Several days after the Atik left Portsmouth, she was spotted by the German submarine U-123. The U-boat happened to be steaming on the surface when she spotted the Atik at 2200 on 26 March 1942. The submarine shadowed the cargo ship for a while and then fired a torpedo at the Atik shortly after midnight on 27 March. The torpedo hit the Atik on her port side, underneath the bridge. The explosion caused a fire to break out and the ship started to list. The Atik sent out a distress signal that was picked up at radio stations at Manasquan, New Jersey, and at Fire Island, New York. The Atik stated that she was approximately 300 miles east by south from Norfolk, Virginia, and that there was a “Torpedo attack; burning forward; require assistance.”

The U-123 moved around the stricken freighter’s stern and noted that a lifeboat was being lowered from the starboard side of the ship. But the Atik had not given up the fight. When U-123 turned to starboard, the Atik began firing her guns at the German submarine. The Atik’s cannon shots fell short of the submarine, but her .50-caliber machine guns scored a number of hits on the U-boat, killing a young midshipman who was standing on the bridge. The U-boat gradually moved away from the Atik and submerged. At 0229, the U-123 fired another torpedo at the Atik and scored a hit. But the tough merchant ship stubbornly clung to life. Even though she had settled by the bow and her single screw was out of the water, the Atik still would not go down. The U-123 surfaced at 0327 to see why the Atik was still afloat and at 0350 a huge explosion ripped through the merchant ship. What was left of the Atik went down, taking the bulk of her crew with her.
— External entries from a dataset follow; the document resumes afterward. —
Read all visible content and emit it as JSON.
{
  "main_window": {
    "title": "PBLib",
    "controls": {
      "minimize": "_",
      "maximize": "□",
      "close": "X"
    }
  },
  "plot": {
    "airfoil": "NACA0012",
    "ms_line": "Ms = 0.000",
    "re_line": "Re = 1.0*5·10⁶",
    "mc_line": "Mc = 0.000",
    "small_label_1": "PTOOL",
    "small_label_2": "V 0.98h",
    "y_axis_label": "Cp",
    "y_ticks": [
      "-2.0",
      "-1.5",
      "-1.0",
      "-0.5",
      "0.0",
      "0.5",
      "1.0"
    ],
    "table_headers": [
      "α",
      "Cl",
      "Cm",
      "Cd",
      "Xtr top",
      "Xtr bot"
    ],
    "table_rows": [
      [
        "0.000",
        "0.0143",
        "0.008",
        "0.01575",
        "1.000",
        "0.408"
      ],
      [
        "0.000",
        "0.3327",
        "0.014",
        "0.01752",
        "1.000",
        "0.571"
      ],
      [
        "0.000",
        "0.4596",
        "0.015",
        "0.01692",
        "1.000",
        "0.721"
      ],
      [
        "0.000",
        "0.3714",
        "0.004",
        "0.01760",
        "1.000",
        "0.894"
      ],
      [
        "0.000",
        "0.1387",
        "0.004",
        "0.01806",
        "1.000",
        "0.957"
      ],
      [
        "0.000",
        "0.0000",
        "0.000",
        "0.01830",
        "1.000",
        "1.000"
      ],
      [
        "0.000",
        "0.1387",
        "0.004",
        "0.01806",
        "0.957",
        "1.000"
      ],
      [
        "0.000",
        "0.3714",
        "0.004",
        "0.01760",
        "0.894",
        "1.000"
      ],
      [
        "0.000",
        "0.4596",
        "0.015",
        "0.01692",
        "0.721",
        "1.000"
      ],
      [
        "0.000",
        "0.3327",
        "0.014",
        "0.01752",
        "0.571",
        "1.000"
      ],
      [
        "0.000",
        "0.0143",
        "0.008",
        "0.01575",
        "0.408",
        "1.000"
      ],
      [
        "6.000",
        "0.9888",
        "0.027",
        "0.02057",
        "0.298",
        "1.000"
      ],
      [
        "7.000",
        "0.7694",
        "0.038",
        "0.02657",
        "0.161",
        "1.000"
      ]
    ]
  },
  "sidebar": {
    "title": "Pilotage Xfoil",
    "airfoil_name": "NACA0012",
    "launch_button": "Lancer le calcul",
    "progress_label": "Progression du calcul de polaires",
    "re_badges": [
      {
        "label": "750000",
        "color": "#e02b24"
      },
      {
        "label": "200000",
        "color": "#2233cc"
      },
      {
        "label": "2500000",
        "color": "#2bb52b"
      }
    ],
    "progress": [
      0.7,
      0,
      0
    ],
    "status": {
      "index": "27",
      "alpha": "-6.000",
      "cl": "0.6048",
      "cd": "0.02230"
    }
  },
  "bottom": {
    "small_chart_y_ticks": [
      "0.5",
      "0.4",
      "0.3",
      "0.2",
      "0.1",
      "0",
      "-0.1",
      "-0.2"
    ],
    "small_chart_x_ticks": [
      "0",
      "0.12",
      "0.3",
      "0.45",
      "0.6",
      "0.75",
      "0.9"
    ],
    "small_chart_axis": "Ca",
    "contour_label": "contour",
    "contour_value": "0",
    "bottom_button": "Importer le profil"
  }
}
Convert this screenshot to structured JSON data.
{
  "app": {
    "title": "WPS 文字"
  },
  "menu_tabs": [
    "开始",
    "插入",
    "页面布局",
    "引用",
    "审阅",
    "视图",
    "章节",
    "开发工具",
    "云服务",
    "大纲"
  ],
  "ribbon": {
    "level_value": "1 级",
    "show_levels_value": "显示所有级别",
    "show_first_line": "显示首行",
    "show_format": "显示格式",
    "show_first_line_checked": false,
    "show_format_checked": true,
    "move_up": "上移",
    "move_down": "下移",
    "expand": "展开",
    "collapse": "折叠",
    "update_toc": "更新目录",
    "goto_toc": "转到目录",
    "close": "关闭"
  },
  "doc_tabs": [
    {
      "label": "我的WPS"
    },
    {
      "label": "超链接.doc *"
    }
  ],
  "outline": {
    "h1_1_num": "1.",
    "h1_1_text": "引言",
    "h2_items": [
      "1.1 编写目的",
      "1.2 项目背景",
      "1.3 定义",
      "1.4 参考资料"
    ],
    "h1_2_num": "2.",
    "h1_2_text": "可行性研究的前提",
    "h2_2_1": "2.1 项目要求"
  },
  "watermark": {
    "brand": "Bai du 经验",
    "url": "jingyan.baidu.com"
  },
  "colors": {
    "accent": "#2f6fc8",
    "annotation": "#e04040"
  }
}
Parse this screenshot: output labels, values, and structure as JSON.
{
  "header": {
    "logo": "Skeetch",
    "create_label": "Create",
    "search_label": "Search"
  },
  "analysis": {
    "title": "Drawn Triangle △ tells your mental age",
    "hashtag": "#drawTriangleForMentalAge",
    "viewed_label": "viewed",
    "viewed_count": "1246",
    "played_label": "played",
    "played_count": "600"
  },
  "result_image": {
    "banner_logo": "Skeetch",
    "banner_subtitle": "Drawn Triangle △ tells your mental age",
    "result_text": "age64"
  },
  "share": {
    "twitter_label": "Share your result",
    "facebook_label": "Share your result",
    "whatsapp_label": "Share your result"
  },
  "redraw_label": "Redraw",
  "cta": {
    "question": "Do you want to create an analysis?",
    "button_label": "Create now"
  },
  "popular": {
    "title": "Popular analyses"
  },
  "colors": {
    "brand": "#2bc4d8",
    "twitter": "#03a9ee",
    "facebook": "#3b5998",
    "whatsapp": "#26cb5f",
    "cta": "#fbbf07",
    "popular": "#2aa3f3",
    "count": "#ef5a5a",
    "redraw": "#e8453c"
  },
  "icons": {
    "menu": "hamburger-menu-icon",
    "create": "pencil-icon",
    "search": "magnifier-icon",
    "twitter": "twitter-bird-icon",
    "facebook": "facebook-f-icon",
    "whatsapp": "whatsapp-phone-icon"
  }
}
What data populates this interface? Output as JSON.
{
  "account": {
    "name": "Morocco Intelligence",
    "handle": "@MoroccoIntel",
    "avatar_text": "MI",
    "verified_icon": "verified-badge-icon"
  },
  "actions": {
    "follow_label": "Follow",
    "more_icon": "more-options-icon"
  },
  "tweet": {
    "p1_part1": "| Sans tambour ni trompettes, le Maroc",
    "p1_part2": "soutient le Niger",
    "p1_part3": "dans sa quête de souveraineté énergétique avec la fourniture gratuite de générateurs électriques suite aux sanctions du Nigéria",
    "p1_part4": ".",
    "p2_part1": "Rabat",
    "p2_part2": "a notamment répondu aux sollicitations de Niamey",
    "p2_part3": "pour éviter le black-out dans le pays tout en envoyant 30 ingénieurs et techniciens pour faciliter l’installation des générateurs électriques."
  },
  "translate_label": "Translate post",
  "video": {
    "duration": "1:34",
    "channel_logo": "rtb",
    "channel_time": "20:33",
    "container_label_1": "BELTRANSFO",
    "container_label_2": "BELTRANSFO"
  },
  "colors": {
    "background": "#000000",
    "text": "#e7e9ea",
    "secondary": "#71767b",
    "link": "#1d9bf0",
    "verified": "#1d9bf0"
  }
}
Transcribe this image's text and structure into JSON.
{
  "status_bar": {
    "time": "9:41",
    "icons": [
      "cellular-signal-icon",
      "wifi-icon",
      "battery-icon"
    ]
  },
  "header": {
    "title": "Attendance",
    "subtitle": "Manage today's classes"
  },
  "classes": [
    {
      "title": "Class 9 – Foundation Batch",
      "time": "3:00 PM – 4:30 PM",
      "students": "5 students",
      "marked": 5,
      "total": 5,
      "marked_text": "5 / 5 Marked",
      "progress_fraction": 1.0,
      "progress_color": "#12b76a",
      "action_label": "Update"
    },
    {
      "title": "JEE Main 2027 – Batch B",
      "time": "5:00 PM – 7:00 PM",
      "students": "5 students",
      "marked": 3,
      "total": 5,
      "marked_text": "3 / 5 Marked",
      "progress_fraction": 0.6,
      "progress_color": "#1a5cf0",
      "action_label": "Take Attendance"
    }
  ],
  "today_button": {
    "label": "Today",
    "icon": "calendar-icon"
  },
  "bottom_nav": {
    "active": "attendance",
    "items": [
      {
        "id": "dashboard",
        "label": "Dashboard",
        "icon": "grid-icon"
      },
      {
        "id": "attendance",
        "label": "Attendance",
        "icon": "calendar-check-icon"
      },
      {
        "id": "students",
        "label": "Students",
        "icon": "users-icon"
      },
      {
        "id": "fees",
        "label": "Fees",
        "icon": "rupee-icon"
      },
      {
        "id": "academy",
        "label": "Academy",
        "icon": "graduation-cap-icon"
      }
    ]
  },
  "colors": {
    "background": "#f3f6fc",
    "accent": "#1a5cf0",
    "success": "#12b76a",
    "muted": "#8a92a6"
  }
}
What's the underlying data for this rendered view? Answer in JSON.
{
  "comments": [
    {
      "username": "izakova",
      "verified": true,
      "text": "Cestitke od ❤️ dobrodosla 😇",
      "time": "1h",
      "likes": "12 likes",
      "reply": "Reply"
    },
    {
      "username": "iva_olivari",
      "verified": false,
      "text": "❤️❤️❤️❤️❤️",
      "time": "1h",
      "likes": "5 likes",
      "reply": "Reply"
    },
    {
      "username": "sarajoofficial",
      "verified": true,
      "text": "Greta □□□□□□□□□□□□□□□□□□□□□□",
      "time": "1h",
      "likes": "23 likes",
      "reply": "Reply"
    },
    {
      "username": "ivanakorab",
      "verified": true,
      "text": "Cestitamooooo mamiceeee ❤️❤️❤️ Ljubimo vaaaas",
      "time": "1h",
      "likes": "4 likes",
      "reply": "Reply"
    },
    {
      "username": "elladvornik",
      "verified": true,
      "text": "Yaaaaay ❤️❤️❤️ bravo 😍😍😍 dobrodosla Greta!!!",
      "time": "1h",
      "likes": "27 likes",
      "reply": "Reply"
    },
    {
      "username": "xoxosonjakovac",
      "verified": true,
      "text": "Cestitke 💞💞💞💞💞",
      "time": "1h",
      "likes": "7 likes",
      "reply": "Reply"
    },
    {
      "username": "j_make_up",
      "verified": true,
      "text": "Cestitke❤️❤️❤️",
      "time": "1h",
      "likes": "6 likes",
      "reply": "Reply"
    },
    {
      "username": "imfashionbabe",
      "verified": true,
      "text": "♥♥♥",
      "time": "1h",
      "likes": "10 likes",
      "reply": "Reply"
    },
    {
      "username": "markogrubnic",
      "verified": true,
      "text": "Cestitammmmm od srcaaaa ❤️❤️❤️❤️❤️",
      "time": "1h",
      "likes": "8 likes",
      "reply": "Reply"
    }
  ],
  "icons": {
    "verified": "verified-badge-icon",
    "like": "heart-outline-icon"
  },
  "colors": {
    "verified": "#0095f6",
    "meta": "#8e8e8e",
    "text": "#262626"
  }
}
Shortly after this battle, a strong storm blanketed the area, preventing ships and planes from searching for survivors. No survivors from the Atik were ever found. The U-123 left the area after burying its only casualty at sea. It was not until after the war that translated German documents from the U-123 showed what had actually happened to the Atik.

In one of those many ironies in military history, the Atik’s sister ship, Asterion, was steaming in the same area when she heard the Atik’s distress call. The Asterion’s captain, Lt. Commander Glen W. Legwen, Jr., tried to come to the Atik’s assistance, but with a top speed of only 10 knots there was no way the Asterion could get there in time. By the time the Asterion got to the Atik’s last reported position, the battle was long over. The Asterion searched the area for 24 hours before a mechanical problem with her steering gear forced her to return to Hampton Roads for repairs.

The Asterion continued working as a Q-ship for a few more months but never encountered a German U-boat. On 14 October 1943, the entire program was officially canceled. The Asterion was assigned to the US Coast Guard and converted into a weather ship. The US Navy, along with President Roosevelt, decided to cut their losses and terminate this program, placing a greater emphasis on constructing more ocean-going escorts, such as destroyers, destroyer escorts, and corvettes. Unfortunately, this decision did not come in time to save the Atik or her crew.